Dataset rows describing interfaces
============
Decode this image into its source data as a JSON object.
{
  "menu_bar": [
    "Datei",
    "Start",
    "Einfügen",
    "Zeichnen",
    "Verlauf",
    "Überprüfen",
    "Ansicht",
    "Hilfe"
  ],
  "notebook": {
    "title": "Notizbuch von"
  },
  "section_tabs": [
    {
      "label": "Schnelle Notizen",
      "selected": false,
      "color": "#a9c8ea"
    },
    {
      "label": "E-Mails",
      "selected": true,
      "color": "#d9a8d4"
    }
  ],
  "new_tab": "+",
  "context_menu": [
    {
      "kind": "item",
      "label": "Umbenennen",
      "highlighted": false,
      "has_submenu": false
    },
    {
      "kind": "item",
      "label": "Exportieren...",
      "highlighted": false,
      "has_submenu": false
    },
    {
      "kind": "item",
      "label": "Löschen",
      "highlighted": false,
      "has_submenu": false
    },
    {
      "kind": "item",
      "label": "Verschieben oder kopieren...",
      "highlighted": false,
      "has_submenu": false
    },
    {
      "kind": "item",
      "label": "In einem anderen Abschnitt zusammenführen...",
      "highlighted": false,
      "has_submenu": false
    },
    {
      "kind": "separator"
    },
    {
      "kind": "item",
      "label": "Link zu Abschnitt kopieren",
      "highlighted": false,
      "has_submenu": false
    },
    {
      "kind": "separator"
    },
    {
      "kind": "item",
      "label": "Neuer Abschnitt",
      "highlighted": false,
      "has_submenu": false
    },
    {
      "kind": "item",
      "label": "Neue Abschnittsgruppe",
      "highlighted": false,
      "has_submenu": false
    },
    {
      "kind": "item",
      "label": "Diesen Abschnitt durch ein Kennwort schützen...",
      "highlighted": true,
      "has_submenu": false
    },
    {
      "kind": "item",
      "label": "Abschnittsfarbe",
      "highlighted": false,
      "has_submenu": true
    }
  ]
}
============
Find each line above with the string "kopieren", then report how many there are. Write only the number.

2